East Africa was ranked 4th out of five regions, a rank that the region has held since 2000. The region showed overall improvement in the areas of Participation and Human Rights, Sustainable Economic Opportunity and Human Development. On the other hand, the report suggests that the region is not doing so well in regards to Safety and the Rule of Law, which has continuously declined since the year 2000.
“On this continent, where two thirds of the population is now under 25, these diverging trends within the Safety & Rule of Law category are concerning. They may sound a warning signal, with the new century seeing fewer regional conflicts, but increased domestic social unrest,” said Hadeel Ibrahim, Founding Executive Director of the Mo Ibrahim Foundation.
Regarding the overall performances of the countries, the report shows a growing diversity in governance results on the continent. There is a widening span in performance between the best and the worst-governed countries; increasingly noticeable differences between the performance across different categories and conflicting trends within the categories, it states.

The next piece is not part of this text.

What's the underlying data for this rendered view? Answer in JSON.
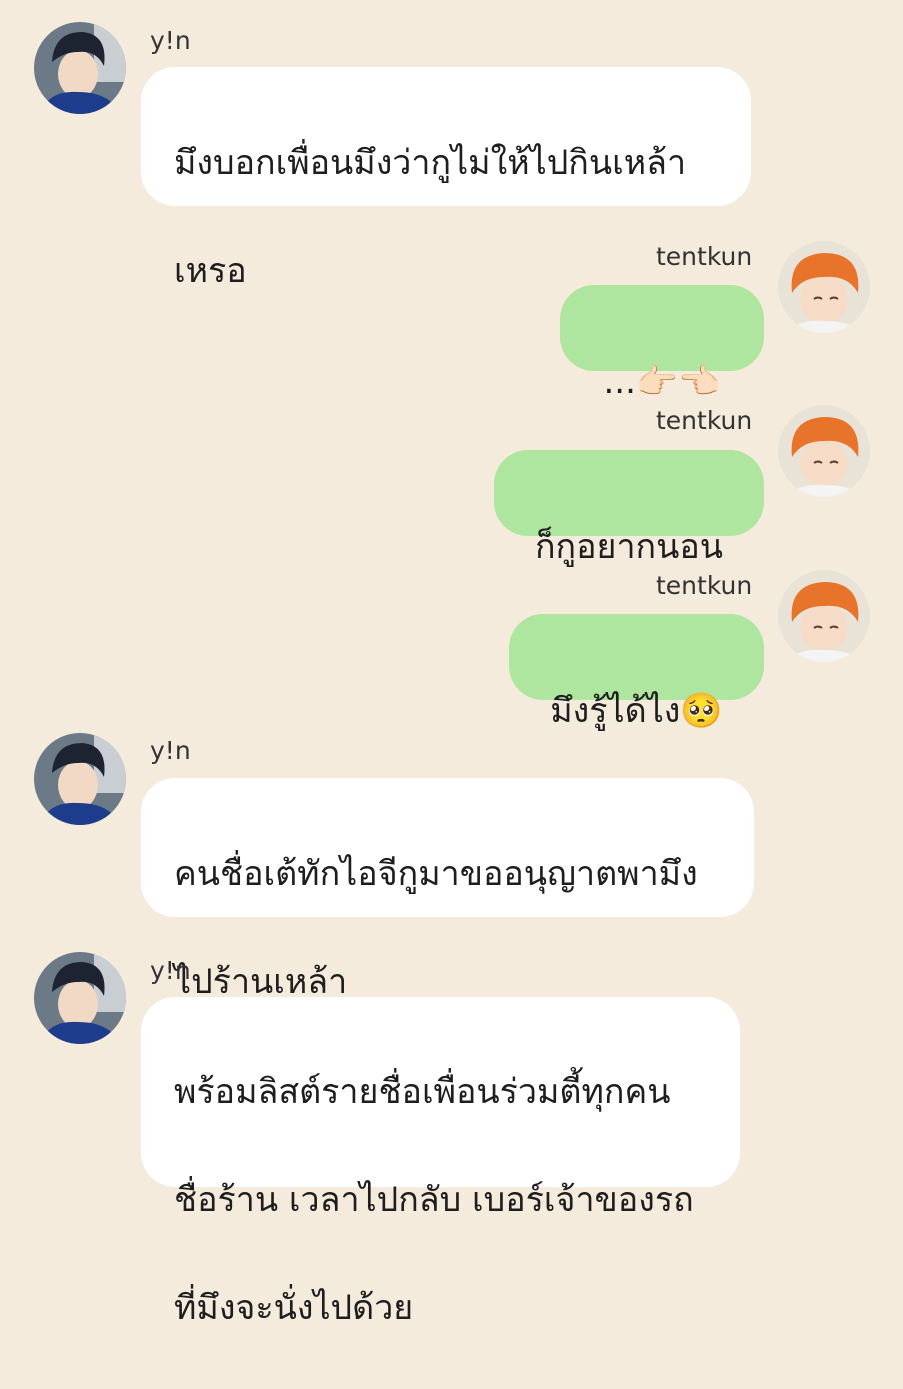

“The widening range of the governance results, especially within some sub-regions, stresses the growing need for more cohesion and solidarity. This will be critical to African unity,” Salim Ahmed Salim, Chairperson of the Ibrahim Prize Committee said.
In related news, the Mo Ibrahim Foundation’s Independent Prize Committee decided not to award this year’s 2013 Ibrahim Prize for Achievement in African Leadership.  
The award created by the Sudanese-born billionaire Mo Ibrahim is the largest prize in the world awarding USD 5 million over a period of 10 years, and thereafter USD 200,000 annually for life, to leaders of African countries who excel in office and step down after serving their constitutionally mandated term.
“This Prize honors Former heads-of-state or government who have demonstrated excellence in leading their country during their mandates, and by doing so, served as role models for the next generation. After careful consideration, the Prize Committee has decided not to award the 2013 Prize for Excellence in Leadership,” said Salim Ahmed Salim, former Secretary General of the Organization of African Unity, former prime minister of Tanzania, and Chair of the Prize Committee.
The Foundation has only awarded the prize three times since its establishment in 2007. The previous winners were Joaquim Chissano, former president of Mozambique, who received the first award, Festus Mogae, former president of Botswana, who was awarded the prize in 2008, and Pedro Pires, former president of Cape Verde, who received the award in 2011.
In order to win the award, criteria include being a democratically elected former African head-of-state or government who has left office in the previous three years having served their constitutionally mandated term, demonstrating excellence in office, helping to lift people out of poverty and paving the way for sustainable and equitable prosperity.